As a group (work, family,...), you produce an Aperture library on your computer.
Others (spouse, coworker...) in the group now want to access and edit this library from other computers.
Put the library file in a folder that is accessible to other computers and set permissions so that it can be accessed/edited by other users. You also need to be certain that only one person is editing the file at any given time – the software isn't designed as a shared database and I don't know what, if any, protections it provides against this scenario.
You can also use referenced images instead of managed and put those images in a shared space. However, other users will only have access to the master images and you will want to beware of external edits that are destructive to those master files. Changes to that file hierarchy itself (file moves, renames, etc) made outside of Aperture will result in broken links and you'll have to relocate the images from inside Aperture. . I prefer the simplicity, security and beauty of a managed library.
In what way is this lock-in? It's a simple case of access to a database file. Granted the file — a sparse bundle containing images, metadata and edit instructions in which your master images are stored in their original format — is proprietary to Aperture but the master files remain available should you lose Aperture for some reason.
Accessing the files contained within the Aperture Library package using a right (control)-click
Inside the library bundle your master images are filed, hierarchically by import date, in their original format. They can be copied out as you wish.
I fail to see this as an example of Apple forcing the eco system on you.

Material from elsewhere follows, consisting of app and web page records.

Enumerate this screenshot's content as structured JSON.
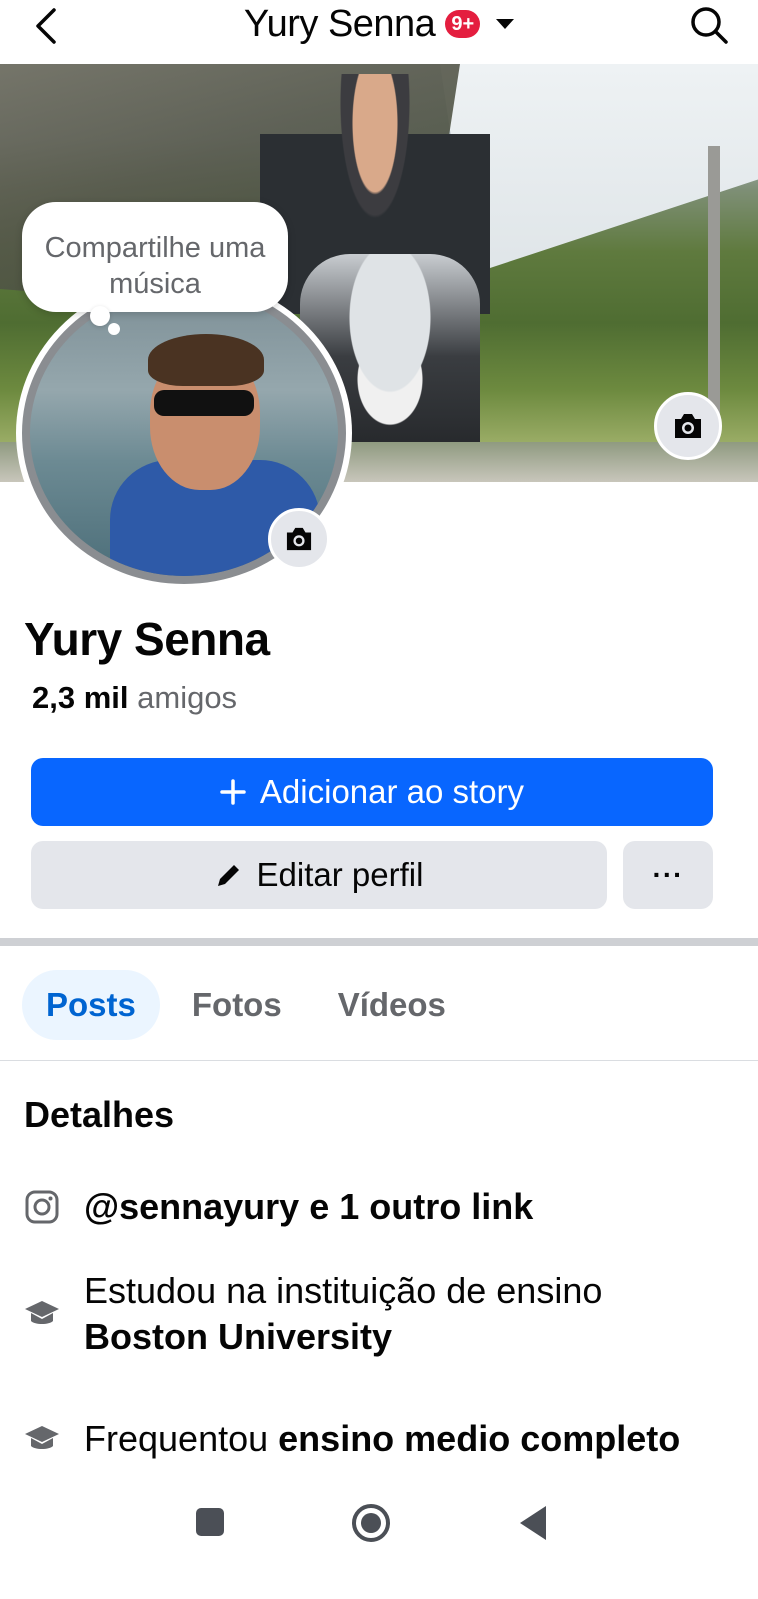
{
  "header": {
    "title": "Yury Senna",
    "notification_badge": "9+",
    "icons": [
      "back-icon",
      "caret-down-icon",
      "search-icon"
    ]
  },
  "cover": {
    "camera_icon": "camera-icon"
  },
  "avatar": {
    "camera_icon": "camera-icon",
    "note_bubble_text": "Compartilhe uma música"
  },
  "profile": {
    "name": "Yury Senna",
    "friends_count": "2,3 mil",
    "friends_label": "amigos"
  },
  "actions": {
    "add_story_label": "Adicionar ao story",
    "edit_profile_label": "Editar perfil",
    "more_label": "···"
  },
  "tabs": [
    {
      "label": "Posts",
      "active": true
    },
    {
      "label": "Fotos",
      "active": false
    },
    {
      "label": "Vídeos",
      "active": false
    }
  ],
  "details": {
    "title": "Detalhes",
    "instagram": {
      "icon": "instagram-icon",
      "text": "@sennayury e 1 outro link"
    },
    "university": {
      "icon": "graduation-cap-icon",
      "prefix": "Estudou na instituição de ensino",
      "name": "Boston University"
    },
    "high_school": {
      "icon": "graduation-cap-icon",
      "prefix": "Frequentou",
      "name": "ensino medio completo"
    }
  },
  "colors": {
    "primary": "#0866ff",
    "secondary_button": "#e4e6eb",
    "badge": "#e41e3f",
    "active_tab_bg": "#ebf5ff",
    "active_tab_text": "#0064d1",
    "muted_text": "#65676b"
  },
  "system_nav": [
    "recents-icon",
    "home-icon",
    "back-icon"
  ]
}
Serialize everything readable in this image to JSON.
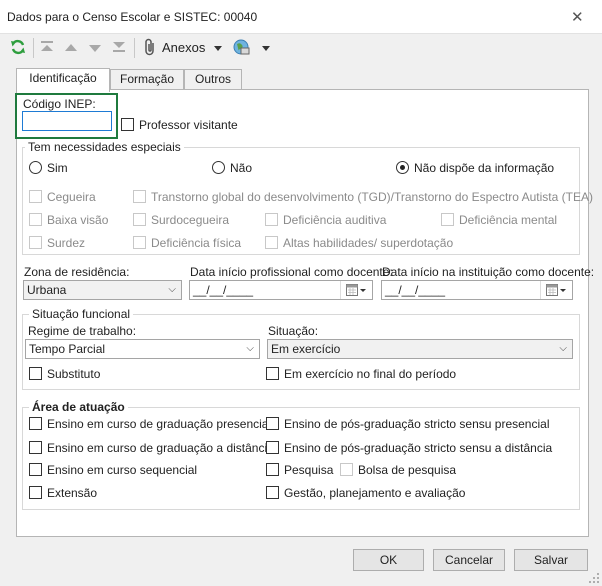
{
  "window": {
    "title": "Dados para o Censo Escolar e SISTEC: 00040",
    "close": "✕"
  },
  "toolbar": {
    "anexos": "Anexos"
  },
  "tabs": [
    {
      "label": "Identificação"
    },
    {
      "label": "Formação"
    },
    {
      "label": "Outros"
    }
  ],
  "inep": {
    "label": "Código INEP:",
    "value": ""
  },
  "visitante": {
    "label": "Professor visitante"
  },
  "necessidades": {
    "title": "Tem necessidades especiais",
    "radios": [
      "Sim",
      "Não",
      "Não dispõe da informação"
    ],
    "items": [
      "Cegueira",
      "Transtorno global do desenvolvimento (TGD)/Transtorno do Espectro Autista (TEA)",
      "Baixa visão",
      "Surdocegueira",
      "Deficiência auditiva",
      "Deficiência mental",
      "Surdez",
      "Deficiência física",
      "Altas habilidades/ superdotação"
    ]
  },
  "zona": {
    "label": "Zona de residência:",
    "value": "Urbana"
  },
  "data_prof": {
    "label": "Data início profissional como docente:",
    "value": "__/__/____"
  },
  "data_inst": {
    "label": "Data início na instituição como docente:",
    "value": "__/__/____"
  },
  "situacao_funcional": {
    "title": "Situação funcional",
    "regime_label": "Regime de trabalho:",
    "regime_value": "Tempo Parcial",
    "situacao_label": "Situação:",
    "situacao_value": "Em exercício",
    "substituto": "Substituto",
    "em_exercicio_final": "Em exercício no final do período"
  },
  "area": {
    "title": "Área de atuação",
    "items": [
      "Ensino em curso de graduação presencial",
      "Ensino de pós-graduação stricto sensu presencial",
      "Ensino em curso de graduação a distância",
      "Ensino de pós-graduação stricto sensu a distância",
      "Ensino em curso sequencial",
      "Pesquisa",
      "Bolsa de pesquisa",
      "Extensão",
      "Gestão, planejamento e avaliação"
    ]
  },
  "buttons": {
    "ok": "OK",
    "cancel": "Cancelar",
    "save": "Salvar"
  },
  "colors": {
    "highlight": "#1f7a3e",
    "refresh": "#2e9e3e"
  }
}
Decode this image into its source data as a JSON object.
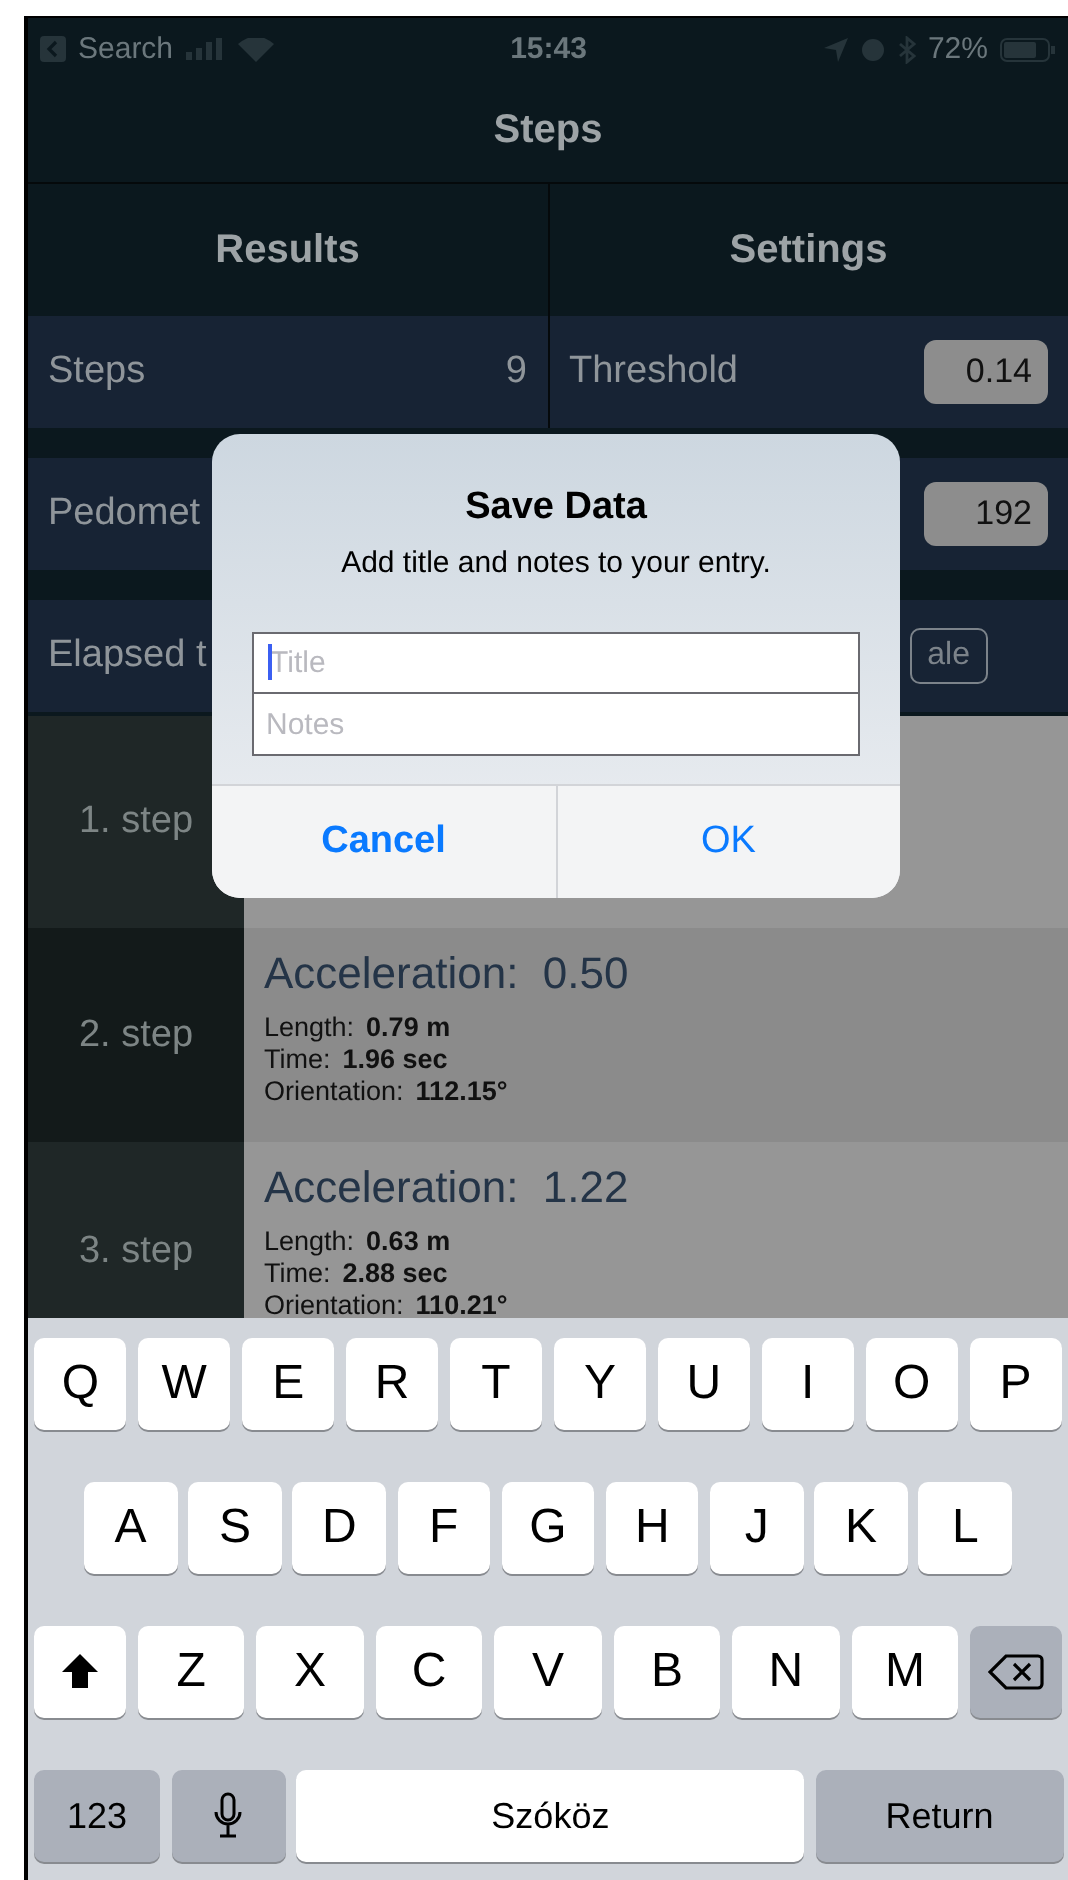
{
  "status_bar": {
    "back_label": "Search",
    "time": "15:43",
    "battery": "72%"
  },
  "nav_title": "Steps",
  "columns": [
    "Results",
    "Settings"
  ],
  "rows": [
    {
      "left_label": "Steps",
      "left_value": "9",
      "right_label": "Threshold",
      "right_value": "0.14",
      "right_is_button": false
    },
    {
      "left_label": "Pedomet",
      "right_value": "192",
      "right_is_button": false
    },
    {
      "left_label": "Elapsed t",
      "right_value": "ale",
      "right_is_button": true
    }
  ],
  "steps": [
    {
      "label": "1. step"
    },
    {
      "label": "2. step",
      "acceleration_label": "Acceleration:",
      "acceleration": "0.50",
      "details": [
        {
          "label": "Length:",
          "value": "0.79 m"
        },
        {
          "label": "Time:",
          "value": "1.96 sec"
        },
        {
          "label": "Orientation:",
          "value": "112.15°"
        }
      ]
    },
    {
      "label": "3. step",
      "acceleration_label": "Acceleration:",
      "acceleration": "1.22",
      "details": [
        {
          "label": "Length:",
          "value": "0.63 m"
        },
        {
          "label": "Time:",
          "value": "2.88 sec"
        },
        {
          "label": "Orientation:",
          "value": "110.21°"
        }
      ]
    }
  ],
  "dialog": {
    "title": "Save Data",
    "message": "Add title and notes to your entry.",
    "fields": [
      {
        "placeholder": "Title",
        "focused": true
      },
      {
        "placeholder": "Notes",
        "focused": false
      }
    ],
    "buttons": [
      {
        "label": "Cancel",
        "kind": "cancel"
      },
      {
        "label": "OK",
        "kind": "default"
      }
    ]
  },
  "keyboard": [
    [
      {
        "kind": "letter",
        "label": "Q"
      },
      {
        "kind": "letter",
        "label": "W"
      },
      {
        "kind": "letter",
        "label": "E"
      },
      {
        "kind": "letter",
        "label": "R"
      },
      {
        "kind": "letter",
        "label": "T"
      },
      {
        "kind": "letter",
        "label": "Y"
      },
      {
        "kind": "letter",
        "label": "U"
      },
      {
        "kind": "letter",
        "label": "I"
      },
      {
        "kind": "letter",
        "label": "O"
      },
      {
        "kind": "letter",
        "label": "P"
      }
    ],
    [
      {
        "kind": "letter",
        "label": "A"
      },
      {
        "kind": "letter",
        "label": "S"
      },
      {
        "kind": "letter",
        "label": "D"
      },
      {
        "kind": "letter",
        "label": "F"
      },
      {
        "kind": "letter",
        "label": "G"
      },
      {
        "kind": "letter",
        "label": "H"
      },
      {
        "kind": "letter",
        "label": "J"
      },
      {
        "kind": "letter",
        "label": "K"
      },
      {
        "kind": "letter",
        "label": "L"
      }
    ],
    [
      {
        "kind": "shift"
      },
      {
        "kind": "letter",
        "label": "Z"
      },
      {
        "kind": "letter",
        "label": "X"
      },
      {
        "kind": "letter",
        "label": "C"
      },
      {
        "kind": "letter",
        "label": "V"
      },
      {
        "kind": "letter",
        "label": "B"
      },
      {
        "kind": "letter",
        "label": "N"
      },
      {
        "kind": "letter",
        "label": "M"
      },
      {
        "kind": "backspace"
      }
    ],
    [
      {
        "kind": "numbers",
        "label": "123"
      },
      {
        "kind": "mic"
      },
      {
        "kind": "space",
        "label": "Szóköz"
      },
      {
        "kind": "return",
        "label": "Return"
      }
    ]
  ]
}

You are not forced to use Aperture if you don't like it's features and limitations and departure is a simple export (of versions and masters) or "unbundling" of the library file (masters only) away.